[Extracted information — start]

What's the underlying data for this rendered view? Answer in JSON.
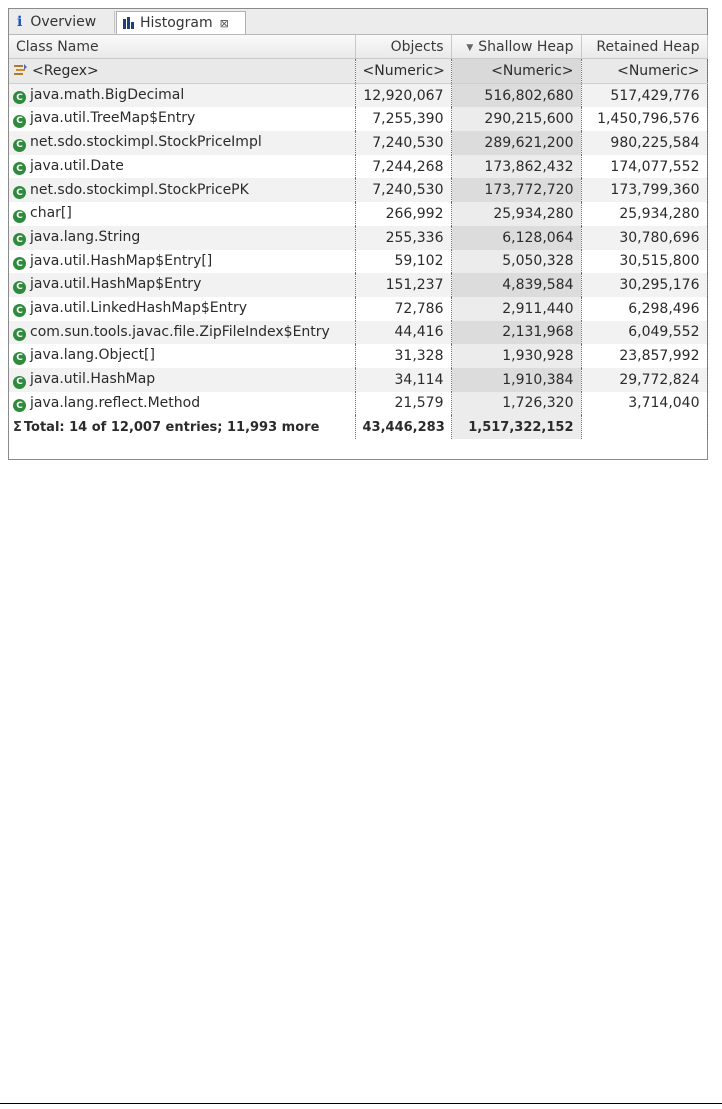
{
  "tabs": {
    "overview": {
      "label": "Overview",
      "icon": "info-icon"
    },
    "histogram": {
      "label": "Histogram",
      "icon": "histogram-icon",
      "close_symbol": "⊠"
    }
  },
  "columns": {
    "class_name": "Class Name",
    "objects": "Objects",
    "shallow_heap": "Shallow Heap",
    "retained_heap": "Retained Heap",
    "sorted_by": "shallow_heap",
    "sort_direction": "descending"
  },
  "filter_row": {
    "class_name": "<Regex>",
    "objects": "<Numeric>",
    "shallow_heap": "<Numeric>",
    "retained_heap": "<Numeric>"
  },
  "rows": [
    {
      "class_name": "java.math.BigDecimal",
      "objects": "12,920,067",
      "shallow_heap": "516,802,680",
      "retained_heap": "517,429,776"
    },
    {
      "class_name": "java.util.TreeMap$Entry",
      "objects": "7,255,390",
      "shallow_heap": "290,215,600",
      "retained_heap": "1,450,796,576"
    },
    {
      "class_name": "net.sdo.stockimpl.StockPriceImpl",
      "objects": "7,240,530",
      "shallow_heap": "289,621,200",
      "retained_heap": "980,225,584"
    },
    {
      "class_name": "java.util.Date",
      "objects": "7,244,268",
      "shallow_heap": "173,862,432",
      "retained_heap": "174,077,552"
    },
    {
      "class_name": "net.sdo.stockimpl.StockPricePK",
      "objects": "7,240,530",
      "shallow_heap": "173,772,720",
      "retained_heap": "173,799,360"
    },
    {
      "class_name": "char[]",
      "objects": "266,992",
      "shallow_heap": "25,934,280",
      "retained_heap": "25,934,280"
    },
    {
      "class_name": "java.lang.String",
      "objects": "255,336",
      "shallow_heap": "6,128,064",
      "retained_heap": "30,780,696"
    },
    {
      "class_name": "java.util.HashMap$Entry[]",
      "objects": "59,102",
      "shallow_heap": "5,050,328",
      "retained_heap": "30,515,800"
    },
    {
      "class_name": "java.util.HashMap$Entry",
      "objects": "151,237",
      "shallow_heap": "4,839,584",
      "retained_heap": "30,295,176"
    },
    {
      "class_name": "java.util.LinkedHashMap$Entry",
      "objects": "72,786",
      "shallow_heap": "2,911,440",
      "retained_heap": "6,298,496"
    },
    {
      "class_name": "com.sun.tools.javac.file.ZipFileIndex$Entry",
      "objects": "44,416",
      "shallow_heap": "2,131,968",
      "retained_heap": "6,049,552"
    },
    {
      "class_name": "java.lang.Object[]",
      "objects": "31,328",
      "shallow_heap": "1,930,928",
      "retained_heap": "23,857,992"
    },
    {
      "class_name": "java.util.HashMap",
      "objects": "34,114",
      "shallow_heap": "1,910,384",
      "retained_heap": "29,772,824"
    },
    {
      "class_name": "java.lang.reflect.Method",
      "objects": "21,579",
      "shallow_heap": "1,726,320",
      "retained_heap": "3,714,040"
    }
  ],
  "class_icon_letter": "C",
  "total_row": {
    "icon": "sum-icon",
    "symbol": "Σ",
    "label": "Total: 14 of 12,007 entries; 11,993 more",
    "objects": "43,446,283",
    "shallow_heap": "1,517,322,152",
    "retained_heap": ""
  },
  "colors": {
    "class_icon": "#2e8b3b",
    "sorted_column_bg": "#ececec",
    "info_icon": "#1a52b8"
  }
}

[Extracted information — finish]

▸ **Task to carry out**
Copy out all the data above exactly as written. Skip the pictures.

▸ **Answer for this exercise**
What's the underlying data for this rendered view? Answer in JSON.
{
  "tabs": {
    "overview": {
      "label": "Overview",
      "icon": "info-icon"
    },
    "histogram": {
      "label": "Histogram",
      "icon": "histogram-icon",
      "close_symbol": "⊠"
    }
  },
  "columns": {
    "class_name": "Class Name",
    "objects": "Objects",
    "shallow_heap": "Shallow Heap",
    "retained_heap": "Retained Heap",
    "sorted_by": "shallow_heap",
    "sort_direction": "descending"
  },
  "filter_row": {
    "class_name": "<Regex>",
    "objects": "<Numeric>",
    "shallow_heap": "<Numeric>",
    "retained_heap": "<Numeric>"
  },
  "rows": [
    {
      "class_name": "java.math.BigDecimal",
      "objects": "12,920,067",
      "shallow_heap": "516,802,680",
      "retained_heap": "517,429,776"
    },
    {
      "class_name": "java.util.TreeMap$Entry",
      "objects": "7,255,390",
      "shallow_heap": "290,215,600",
      "retained_heap": "1,450,796,576"
    },
    {
      "class_name": "net.sdo.stockimpl.StockPriceImpl",
      "objects": "7,240,530",
      "shallow_heap": "289,621,200",
      "retained_heap": "980,225,584"
    },
    {
      "class_name": "java.util.Date",
      "objects": "7,244,268",
      "shallow_heap": "173,862,432",
      "retained_heap": "174,077,552"
    },
    {
      "class_name": "net.sdo.stockimpl.StockPricePK",
      "objects": "7,240,530",
      "shallow_heap": "173,772,720",
      "retained_heap": "173,799,360"
    },
    {
      "class_name": "char[]",
      "objects": "266,992",
      "shallow_heap": "25,934,280",
      "retained_heap": "25,934,280"
    },
    {
      "class_name": "java.lang.String",
      "objects": "255,336",
      "shallow_heap": "6,128,064",
      "retained_heap": "30,780,696"
    },
    {
      "class_name": "java.util.HashMap$Entry[]",
      "objects": "59,102",
      "shallow_heap": "5,050,328",
      "retained_heap": "30,515,800"
    },
    {
      "class_name": "java.util.HashMap$Entry",
      "objects": "151,237",
      "shallow_heap": "4,839,584",
      "retained_heap": "30,295,176"
    },
    {
      "class_name": "java.util.LinkedHashMap$Entry",
      "objects": "72,786",
      "shallow_heap": "2,911,440",
      "retained_heap": "6,298,496"
    },
    {
      "class_name": "com.sun.tools.javac.file.ZipFileIndex$Entry",
      "objects": "44,416",
      "shallow_heap": "2,131,968",
      "retained_heap": "6,049,552"
    },
    {
      "class_name": "java.lang.Object[]",
      "objects": "31,328",
      "shallow_heap": "1,930,928",
      "retained_heap": "23,857,992"
    },
    {
      "class_name": "java.util.HashMap",
      "objects": "34,114",
      "shallow_heap": "1,910,384",
      "retained_heap": "29,772,824"
    },
    {
      "class_name": "java.lang.reflect.Method",
      "objects": "21,579",
      "shallow_heap": "1,726,320",
      "retained_heap": "3,714,040"
    }
  ],
  "class_icon_letter": "C",
  "total_row": {
    "icon": "sum-icon",
    "symbol": "Σ",
    "label": "Total: 14 of 12,007 entries; 11,993 more",
    "objects": "43,446,283",
    "shallow_heap": "1,517,322,152",
    "retained_heap": ""
  },
  "colors": {
    "class_icon": "#2e8b3b",
    "sorted_column_bg": "#ececec",
    "info_icon": "#1a52b8"
  }
}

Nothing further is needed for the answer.